Never a dull moment, but as you all know we're hoping humor keeps the treatment as dull as humanly possible. Thanks for all the love and prayers, and as you can tell, Steve is looking on the bright side of this treatment.

Monday, February 2, 2009

Groundhog update

Yes, I do realize that the cartoon is of a turtle and not a groundhog, but it makes me smile every time I look at it, and Steve has it taped to his computer monitor which meant I thought his fan club – YOU!!! - would want to see it. To add to the animal references, today was even Mighty Mouse day! The Rituxan was wonderfully uneventful, and we were home much earlier than anticipated. Tomorrow we head into Newton-Wellesley for 7:30 a.m… hopefully the Nor'Easter won't be too tough to drive through.

The fun part of today was catching up with Dr. Wisch. After he shared with us that HE had a great weekend because of Steve’s news on Friday, the guys spoke of their favorite Super Bowl advertisements: Hulu.com with Alec Baldwin, the Doritos commercial with the crystal ball, and (Dr Wisch’s favorite) the monster.com one with the Moose whose backside is hanging over a guy’s head, in the ante-chamber of a stuffy men’s club, with the caption, “It’s time to find a new job... We can help."

Interestingly, discussing the Moose came after an impromptu dissertation of our favorite Woody Allen lines of all time, including “Showing up is 80% of the game…” (Dr Wisch’s) and “I’m not paranoid, they really are after me” (mine) Steve will be adding to the Woody Allen mania by burning, for Dr. Wisch, a CD of a stand up act Allen gave in 1962. Yes, Sandy, this is the recording that includes the following lines, “I was driving, upstate New York, with a live moose strapped to my trunk…” followed by, a few minutes later when the moose was attending a costume party at which a couple was dressed as a moose, “The Berkowitz’s and the moose locked antlers in the living room.” (shhhhhh, please don’t tell Dr. Wisch, we want this to be a surprise)

On a serious note, we remain incredibly grateful that we’re on the track we need to be on, and we don’t take that for granted.

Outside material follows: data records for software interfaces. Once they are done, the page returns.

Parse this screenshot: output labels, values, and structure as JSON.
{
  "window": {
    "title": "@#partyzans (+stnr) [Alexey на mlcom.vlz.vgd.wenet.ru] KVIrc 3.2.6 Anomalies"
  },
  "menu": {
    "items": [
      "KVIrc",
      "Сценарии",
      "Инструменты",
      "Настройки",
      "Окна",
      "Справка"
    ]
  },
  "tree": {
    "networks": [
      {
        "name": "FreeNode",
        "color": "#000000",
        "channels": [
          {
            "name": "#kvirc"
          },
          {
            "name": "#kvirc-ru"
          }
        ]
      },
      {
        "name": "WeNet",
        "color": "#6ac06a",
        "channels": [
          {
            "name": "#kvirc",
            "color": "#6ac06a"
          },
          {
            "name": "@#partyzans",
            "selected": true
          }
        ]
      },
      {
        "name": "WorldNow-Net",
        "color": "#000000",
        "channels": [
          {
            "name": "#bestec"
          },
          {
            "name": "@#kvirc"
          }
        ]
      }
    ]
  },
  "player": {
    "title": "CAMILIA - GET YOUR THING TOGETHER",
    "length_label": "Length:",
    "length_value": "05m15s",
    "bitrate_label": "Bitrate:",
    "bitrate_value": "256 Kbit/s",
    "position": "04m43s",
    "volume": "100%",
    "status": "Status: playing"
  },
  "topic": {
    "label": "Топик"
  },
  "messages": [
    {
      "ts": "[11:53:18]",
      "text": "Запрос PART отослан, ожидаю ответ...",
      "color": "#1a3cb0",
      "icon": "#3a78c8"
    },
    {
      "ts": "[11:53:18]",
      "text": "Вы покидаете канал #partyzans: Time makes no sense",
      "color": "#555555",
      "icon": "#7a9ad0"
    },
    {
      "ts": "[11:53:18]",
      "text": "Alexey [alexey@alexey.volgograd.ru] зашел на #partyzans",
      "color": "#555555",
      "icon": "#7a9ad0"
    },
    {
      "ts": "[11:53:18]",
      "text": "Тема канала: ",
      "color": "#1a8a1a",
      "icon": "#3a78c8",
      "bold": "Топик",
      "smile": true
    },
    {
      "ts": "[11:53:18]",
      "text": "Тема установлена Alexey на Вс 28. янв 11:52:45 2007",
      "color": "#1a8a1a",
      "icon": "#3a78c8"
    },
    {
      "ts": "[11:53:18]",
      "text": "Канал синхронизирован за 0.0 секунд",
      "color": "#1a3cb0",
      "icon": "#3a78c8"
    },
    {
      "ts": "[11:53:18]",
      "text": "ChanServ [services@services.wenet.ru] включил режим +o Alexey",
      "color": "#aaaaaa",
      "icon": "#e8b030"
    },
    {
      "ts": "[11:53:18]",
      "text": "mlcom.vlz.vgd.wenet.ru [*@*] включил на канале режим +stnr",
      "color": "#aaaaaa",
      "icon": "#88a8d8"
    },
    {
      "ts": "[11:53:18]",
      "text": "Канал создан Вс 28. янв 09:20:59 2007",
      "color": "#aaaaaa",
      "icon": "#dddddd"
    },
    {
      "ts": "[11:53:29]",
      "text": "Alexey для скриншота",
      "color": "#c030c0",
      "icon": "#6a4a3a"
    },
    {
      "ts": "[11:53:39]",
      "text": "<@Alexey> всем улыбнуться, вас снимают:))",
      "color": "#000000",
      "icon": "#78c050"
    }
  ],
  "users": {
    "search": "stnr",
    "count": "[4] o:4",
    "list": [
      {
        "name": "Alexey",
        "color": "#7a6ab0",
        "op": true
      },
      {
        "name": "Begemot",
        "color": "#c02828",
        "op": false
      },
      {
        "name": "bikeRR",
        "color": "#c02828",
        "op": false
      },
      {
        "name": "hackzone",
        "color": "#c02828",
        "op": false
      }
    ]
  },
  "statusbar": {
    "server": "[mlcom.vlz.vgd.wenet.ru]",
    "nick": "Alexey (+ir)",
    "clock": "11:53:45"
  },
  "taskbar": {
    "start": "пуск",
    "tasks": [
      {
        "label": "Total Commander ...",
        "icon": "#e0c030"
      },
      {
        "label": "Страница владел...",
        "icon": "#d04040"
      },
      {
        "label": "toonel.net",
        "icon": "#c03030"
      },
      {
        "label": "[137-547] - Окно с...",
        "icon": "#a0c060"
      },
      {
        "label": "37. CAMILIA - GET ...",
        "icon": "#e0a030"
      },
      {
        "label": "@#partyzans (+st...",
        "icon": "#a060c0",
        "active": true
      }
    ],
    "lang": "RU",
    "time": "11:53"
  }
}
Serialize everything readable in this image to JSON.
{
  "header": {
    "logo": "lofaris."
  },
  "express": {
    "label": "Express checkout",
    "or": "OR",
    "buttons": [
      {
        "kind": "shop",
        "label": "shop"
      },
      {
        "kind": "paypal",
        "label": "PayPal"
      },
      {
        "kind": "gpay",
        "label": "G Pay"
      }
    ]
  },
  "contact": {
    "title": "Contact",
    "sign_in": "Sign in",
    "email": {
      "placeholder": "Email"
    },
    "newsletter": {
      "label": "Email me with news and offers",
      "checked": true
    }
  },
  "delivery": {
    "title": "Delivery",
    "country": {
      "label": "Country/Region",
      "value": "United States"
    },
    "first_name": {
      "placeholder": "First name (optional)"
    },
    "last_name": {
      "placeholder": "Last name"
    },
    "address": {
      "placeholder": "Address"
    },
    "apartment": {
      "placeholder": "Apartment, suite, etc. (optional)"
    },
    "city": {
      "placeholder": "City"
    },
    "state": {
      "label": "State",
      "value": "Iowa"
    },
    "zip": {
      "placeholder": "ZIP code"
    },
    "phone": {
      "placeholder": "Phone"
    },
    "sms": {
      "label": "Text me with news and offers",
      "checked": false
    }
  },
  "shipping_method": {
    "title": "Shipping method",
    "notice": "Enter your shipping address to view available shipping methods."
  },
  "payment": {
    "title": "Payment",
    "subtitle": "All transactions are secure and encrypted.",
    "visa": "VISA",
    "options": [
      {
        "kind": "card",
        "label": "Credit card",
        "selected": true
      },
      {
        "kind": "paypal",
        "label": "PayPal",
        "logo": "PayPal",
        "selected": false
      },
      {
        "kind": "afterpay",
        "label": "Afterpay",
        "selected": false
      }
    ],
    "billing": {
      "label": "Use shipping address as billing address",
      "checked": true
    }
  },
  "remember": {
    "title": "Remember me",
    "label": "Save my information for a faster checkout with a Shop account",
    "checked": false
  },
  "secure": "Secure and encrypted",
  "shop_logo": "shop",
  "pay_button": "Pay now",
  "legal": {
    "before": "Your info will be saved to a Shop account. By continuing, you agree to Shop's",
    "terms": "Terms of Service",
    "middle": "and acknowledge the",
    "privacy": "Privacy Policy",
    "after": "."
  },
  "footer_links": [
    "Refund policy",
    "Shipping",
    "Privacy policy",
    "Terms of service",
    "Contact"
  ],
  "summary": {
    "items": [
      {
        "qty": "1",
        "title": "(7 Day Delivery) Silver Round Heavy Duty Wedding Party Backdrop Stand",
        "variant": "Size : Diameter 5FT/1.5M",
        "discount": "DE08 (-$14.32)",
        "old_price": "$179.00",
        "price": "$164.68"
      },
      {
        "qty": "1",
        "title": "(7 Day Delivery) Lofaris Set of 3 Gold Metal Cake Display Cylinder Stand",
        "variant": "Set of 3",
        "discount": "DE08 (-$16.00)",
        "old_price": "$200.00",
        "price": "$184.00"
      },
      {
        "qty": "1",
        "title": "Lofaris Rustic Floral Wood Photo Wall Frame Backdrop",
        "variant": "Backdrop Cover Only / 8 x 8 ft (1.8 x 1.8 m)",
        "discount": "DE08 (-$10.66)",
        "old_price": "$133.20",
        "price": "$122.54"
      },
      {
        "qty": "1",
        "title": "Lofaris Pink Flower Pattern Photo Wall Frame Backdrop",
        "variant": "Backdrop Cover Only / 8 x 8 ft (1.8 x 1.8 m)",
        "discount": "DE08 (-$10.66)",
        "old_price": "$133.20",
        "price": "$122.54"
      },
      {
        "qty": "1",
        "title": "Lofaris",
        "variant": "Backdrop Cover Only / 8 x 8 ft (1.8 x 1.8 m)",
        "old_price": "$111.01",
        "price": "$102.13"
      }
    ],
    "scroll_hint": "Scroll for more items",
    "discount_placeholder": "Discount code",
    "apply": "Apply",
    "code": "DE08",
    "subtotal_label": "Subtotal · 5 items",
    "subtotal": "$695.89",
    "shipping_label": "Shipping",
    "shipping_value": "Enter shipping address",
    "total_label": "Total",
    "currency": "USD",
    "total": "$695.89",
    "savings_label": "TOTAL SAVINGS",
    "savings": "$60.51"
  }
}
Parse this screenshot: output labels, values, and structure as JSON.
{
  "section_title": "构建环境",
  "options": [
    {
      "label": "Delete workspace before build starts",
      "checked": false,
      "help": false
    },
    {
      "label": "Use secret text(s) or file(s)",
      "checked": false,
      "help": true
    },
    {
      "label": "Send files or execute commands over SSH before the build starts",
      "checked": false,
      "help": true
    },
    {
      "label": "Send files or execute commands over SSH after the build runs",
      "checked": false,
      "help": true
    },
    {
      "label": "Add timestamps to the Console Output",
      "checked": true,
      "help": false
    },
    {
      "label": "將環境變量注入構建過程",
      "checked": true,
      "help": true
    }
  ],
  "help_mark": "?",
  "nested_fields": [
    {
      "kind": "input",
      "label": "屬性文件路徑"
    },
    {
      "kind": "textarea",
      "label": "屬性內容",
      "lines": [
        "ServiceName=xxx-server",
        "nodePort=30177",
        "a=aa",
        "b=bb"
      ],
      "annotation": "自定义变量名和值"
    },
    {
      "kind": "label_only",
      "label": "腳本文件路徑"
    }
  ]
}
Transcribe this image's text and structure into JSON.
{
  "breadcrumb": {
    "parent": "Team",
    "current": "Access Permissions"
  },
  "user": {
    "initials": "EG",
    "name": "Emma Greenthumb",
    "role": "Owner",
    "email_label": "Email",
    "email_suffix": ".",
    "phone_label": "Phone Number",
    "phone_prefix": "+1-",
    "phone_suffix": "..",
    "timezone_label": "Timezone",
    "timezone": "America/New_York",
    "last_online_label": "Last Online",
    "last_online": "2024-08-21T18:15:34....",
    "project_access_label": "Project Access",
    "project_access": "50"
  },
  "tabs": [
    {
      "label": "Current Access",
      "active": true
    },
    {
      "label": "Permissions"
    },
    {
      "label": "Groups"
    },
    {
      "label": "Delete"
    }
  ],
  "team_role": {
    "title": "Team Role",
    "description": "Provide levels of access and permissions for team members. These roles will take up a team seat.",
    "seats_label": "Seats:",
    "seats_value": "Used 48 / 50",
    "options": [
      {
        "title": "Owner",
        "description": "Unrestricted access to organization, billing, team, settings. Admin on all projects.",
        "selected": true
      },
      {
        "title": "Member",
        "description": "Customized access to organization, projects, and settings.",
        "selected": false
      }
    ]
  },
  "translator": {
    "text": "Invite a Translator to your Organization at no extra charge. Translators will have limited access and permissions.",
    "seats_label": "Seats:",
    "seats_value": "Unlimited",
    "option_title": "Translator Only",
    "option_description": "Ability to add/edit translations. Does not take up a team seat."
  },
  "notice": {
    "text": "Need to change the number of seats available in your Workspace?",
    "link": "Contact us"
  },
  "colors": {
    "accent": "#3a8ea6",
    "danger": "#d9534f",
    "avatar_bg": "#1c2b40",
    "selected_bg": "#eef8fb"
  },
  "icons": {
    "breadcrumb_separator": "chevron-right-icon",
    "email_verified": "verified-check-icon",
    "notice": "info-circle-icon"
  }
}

It’s still a long haul from here, and Dr. Wisch really made the point of saying that he’s not letting down his guard, that the dosages will continue to be high, and the medication(s) will continue to be nasty.

So let me thank you for your continued warm/positive thoughts, friendship, visits, support, funny jokes, food care packages, foot bath deliveries (Barb, let's keep 'em guessing about this one) and -- above all - love and prayers